++++ RECORDS PROVIDED ++++

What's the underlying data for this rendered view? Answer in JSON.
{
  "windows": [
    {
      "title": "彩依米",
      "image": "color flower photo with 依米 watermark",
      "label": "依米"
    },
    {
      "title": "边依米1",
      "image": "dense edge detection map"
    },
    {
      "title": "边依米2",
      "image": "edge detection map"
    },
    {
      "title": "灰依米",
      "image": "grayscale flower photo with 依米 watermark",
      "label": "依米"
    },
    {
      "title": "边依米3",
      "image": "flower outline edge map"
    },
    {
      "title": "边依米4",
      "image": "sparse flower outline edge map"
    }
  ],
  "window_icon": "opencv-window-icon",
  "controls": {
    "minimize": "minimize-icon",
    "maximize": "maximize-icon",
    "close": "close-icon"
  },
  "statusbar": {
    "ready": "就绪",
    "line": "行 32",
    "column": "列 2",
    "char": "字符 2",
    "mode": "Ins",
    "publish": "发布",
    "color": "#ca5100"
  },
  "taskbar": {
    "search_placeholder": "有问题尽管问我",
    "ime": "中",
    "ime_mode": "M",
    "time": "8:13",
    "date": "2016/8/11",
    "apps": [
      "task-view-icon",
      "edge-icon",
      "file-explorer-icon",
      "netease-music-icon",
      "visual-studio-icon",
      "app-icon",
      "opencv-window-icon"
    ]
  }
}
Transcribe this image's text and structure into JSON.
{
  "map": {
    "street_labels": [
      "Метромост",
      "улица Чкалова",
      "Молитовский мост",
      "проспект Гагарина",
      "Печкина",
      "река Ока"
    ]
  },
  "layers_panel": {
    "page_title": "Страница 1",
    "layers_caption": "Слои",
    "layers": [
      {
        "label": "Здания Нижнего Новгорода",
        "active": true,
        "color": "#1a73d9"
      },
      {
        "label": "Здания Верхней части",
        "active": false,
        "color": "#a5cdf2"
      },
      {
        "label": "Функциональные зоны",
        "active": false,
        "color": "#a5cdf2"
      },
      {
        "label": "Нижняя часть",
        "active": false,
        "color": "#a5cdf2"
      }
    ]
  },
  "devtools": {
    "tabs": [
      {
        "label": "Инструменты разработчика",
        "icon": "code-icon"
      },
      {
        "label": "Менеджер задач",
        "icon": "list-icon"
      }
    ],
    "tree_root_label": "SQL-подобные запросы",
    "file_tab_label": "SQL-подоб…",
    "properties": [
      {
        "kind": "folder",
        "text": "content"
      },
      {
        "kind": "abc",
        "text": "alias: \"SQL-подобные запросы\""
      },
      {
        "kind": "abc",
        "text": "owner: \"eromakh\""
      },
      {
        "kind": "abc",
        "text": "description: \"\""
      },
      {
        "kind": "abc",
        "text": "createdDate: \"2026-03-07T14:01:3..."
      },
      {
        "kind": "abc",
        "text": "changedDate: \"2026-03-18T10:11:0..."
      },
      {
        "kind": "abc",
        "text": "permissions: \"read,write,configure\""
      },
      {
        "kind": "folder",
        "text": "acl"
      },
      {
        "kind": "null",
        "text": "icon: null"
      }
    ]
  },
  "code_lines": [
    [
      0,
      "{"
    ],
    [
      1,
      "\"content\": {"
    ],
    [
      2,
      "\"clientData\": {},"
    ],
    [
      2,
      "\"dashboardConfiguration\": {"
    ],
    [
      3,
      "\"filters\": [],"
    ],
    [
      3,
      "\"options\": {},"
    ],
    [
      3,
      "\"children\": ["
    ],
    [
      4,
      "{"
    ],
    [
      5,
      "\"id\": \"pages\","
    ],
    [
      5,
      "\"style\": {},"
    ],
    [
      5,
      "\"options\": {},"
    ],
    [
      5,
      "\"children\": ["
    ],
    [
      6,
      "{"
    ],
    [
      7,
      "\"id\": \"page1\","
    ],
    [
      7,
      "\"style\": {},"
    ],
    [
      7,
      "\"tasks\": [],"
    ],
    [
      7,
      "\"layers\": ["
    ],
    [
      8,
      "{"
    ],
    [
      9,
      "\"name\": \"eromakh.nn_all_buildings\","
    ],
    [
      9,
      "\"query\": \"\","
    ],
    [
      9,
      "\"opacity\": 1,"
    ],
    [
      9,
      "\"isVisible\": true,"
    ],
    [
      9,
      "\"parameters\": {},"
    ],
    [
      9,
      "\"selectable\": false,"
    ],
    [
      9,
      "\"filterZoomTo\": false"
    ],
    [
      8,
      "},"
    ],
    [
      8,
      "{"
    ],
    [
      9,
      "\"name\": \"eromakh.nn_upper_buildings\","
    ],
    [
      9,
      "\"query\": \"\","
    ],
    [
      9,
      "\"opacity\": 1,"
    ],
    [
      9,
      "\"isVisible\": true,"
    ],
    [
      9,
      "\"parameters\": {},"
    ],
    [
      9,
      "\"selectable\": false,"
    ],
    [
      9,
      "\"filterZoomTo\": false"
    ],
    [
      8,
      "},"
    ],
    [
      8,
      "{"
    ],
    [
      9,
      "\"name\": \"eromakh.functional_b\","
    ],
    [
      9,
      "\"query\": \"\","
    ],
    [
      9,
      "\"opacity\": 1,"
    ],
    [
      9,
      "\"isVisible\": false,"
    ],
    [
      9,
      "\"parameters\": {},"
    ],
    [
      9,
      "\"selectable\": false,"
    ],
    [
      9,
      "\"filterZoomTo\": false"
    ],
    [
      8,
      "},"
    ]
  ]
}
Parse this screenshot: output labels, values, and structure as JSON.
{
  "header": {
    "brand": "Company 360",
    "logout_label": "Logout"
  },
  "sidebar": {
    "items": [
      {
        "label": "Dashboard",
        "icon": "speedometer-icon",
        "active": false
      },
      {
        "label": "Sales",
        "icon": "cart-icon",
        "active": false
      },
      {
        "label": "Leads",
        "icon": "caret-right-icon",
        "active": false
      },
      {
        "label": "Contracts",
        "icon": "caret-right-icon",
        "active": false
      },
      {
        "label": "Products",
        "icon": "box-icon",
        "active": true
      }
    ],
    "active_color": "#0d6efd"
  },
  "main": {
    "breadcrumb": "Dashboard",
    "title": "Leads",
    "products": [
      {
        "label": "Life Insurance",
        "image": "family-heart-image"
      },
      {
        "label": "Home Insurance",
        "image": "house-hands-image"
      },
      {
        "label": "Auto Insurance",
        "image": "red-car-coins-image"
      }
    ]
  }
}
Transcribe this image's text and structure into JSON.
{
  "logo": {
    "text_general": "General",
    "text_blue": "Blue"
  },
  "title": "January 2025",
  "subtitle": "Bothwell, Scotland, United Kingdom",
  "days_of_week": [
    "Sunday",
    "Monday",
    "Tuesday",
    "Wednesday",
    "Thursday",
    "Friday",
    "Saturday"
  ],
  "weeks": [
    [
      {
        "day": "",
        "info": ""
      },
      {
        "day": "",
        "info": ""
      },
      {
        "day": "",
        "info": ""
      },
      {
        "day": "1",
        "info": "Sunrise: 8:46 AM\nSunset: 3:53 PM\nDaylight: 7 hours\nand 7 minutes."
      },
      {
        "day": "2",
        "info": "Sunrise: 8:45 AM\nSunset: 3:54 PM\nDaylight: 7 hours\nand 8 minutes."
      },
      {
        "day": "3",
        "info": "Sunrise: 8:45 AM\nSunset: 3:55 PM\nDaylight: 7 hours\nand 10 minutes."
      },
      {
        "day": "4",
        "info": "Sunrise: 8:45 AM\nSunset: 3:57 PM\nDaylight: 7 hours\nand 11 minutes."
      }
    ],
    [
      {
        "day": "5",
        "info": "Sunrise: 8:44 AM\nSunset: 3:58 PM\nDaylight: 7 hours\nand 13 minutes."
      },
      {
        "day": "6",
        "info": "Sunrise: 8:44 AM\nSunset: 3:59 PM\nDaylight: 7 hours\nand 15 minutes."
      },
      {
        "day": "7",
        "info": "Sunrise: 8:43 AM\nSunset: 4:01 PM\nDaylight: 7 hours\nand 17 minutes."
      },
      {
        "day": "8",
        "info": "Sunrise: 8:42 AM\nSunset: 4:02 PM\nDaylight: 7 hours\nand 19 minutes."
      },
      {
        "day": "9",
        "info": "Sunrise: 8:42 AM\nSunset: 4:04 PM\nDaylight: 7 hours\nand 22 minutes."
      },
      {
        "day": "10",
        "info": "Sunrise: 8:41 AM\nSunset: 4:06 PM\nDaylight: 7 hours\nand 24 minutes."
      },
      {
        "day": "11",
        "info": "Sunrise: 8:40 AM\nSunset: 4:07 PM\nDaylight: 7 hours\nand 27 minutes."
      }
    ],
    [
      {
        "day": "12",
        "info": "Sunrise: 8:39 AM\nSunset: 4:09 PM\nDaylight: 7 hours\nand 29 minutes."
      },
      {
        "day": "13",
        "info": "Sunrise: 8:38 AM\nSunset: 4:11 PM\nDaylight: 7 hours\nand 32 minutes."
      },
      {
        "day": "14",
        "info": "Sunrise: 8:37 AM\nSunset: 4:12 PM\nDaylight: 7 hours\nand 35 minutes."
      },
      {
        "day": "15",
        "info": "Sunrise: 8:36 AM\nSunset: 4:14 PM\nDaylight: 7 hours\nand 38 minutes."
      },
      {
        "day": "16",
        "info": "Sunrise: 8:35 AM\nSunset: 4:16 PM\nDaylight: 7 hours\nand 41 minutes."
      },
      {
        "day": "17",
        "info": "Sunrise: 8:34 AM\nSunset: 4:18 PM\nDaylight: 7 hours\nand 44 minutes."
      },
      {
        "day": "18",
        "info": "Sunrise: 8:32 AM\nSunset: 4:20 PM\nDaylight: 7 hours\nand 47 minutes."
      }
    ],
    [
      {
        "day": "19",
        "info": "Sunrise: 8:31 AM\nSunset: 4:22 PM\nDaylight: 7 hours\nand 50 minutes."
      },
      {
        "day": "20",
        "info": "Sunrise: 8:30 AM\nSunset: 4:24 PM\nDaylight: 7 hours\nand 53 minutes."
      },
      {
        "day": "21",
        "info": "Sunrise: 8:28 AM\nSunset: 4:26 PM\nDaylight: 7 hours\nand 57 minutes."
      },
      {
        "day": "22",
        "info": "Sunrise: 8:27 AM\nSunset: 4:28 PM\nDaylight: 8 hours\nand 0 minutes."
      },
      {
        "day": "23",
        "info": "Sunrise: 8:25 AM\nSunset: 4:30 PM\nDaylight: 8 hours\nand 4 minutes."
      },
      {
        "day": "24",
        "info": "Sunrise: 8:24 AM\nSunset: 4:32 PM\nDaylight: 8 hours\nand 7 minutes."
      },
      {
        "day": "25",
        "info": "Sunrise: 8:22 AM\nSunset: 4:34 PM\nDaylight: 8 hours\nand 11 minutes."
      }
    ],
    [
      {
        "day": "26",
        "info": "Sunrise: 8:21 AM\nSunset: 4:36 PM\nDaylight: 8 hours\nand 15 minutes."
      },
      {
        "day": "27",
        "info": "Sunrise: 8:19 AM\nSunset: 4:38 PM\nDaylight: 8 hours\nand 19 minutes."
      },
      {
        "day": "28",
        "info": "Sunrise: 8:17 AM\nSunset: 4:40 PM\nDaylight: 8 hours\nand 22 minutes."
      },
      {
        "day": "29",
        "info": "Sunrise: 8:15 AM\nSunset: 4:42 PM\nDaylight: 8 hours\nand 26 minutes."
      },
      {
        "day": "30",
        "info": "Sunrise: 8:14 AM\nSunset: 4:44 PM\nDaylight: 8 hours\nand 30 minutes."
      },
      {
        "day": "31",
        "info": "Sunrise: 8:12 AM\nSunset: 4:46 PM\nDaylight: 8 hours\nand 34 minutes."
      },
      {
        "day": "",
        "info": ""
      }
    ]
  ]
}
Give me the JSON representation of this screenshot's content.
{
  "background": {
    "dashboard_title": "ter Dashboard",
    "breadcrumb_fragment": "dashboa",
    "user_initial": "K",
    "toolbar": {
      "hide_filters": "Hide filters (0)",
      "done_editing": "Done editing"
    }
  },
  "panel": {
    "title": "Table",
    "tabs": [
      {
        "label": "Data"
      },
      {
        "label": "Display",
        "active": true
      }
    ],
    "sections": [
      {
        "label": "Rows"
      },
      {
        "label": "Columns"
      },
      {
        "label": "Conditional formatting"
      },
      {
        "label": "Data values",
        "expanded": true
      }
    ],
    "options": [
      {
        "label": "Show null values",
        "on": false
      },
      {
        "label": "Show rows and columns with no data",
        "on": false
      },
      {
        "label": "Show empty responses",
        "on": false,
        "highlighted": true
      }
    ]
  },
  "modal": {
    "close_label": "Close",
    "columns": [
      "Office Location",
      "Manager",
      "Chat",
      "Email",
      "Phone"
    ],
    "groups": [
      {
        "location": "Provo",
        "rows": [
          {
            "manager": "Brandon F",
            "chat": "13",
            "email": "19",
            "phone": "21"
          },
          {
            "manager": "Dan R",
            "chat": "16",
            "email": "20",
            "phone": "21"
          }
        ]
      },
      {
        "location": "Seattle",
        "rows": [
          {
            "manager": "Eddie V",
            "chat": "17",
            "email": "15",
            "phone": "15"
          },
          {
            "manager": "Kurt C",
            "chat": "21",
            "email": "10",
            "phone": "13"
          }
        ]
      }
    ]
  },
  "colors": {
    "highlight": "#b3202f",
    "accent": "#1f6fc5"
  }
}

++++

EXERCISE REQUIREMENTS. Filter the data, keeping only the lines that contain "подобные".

YOUR RESPONSE.
    "tree_root_label": "SQL-подобные запросы",
        "text": "alias: \"SQL-подобные запросы\""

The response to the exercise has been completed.